Activity »
Here, the job is to give back every entry below unchanged, omitting pictures.

Material for this task »
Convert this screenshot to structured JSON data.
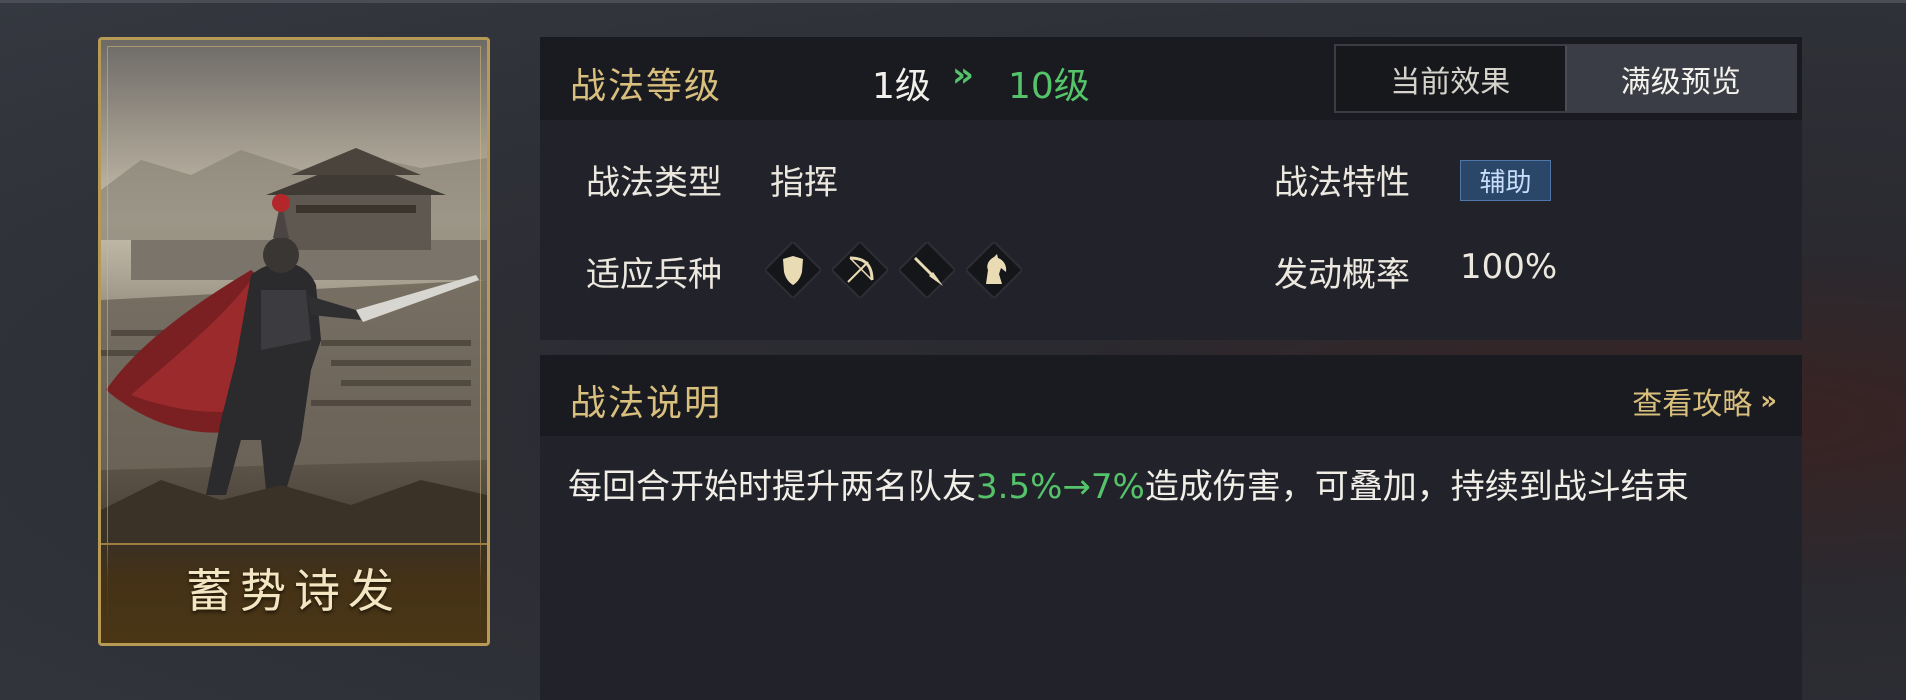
{
  "card": {
    "name": "蓄势诗发",
    "art": "armored-general-overlooking-army-and-fortress"
  },
  "level_panel": {
    "title": "战法等级",
    "level_from": "1级",
    "level_arrow": "»",
    "level_to": "10级",
    "tabs": [
      {
        "label": "当前效果",
        "active": false
      },
      {
        "label": "满级预览",
        "active": true
      }
    ]
  },
  "attributes": {
    "type_label": "战法类型",
    "type_value": "指挥",
    "trait_label": "战法特性",
    "trait_value": "辅助",
    "units_label": "适应兵种",
    "unit_icons": [
      "shield-icon",
      "bow-icon",
      "spear-icon",
      "horse-icon"
    ],
    "rate_label": "发动概率",
    "rate_value": "100%"
  },
  "description": {
    "title": "战法说明",
    "guide_link": "查看攻略",
    "guide_chevron": "»",
    "text_before": "每回合开始时提升两名队友",
    "highlight": "3.5%→7%",
    "text_after": "造成伤害，可叠加，持续到战斗结束"
  },
  "colors": {
    "gold": "#d9bf7d",
    "green_highlight": "#55c36a",
    "tag_blue": "#2a4669",
    "panel_bg": "#22232a",
    "header_bg": "#1a1b20"
  }
}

Answer box »
Convert this screenshot to structured JSON data.
{
  "card": {
    "name": "蓄势诗发",
    "art": "armored-general-overlooking-army-and-fortress"
  },
  "level_panel": {
    "title": "战法等级",
    "level_from": "1级",
    "level_arrow": "»",
    "level_to": "10级",
    "tabs": [
      {
        "label": "当前效果",
        "active": false
      },
      {
        "label": "满级预览",
        "active": true
      }
    ]
  },
  "attributes": {
    "type_label": "战法类型",
    "type_value": "指挥",
    "trait_label": "战法特性",
    "trait_value": "辅助",
    "units_label": "适应兵种",
    "unit_icons": [
      "shield-icon",
      "bow-icon",
      "spear-icon",
      "horse-icon"
    ],
    "rate_label": "发动概率",
    "rate_value": "100%"
  },
  "description": {
    "title": "战法说明",
    "guide_link": "查看攻略",
    "guide_chevron": "»",
    "text_before": "每回合开始时提升两名队友",
    "highlight": "3.5%→7%",
    "text_after": "造成伤害，可叠加，持续到战斗结束"
  },
  "colors": {
    "gold": "#d9bf7d",
    "green_highlight": "#55c36a",
    "tag_blue": "#2a4669",
    "panel_bg": "#22232a",
    "header_bg": "#1a1b20"
  }
}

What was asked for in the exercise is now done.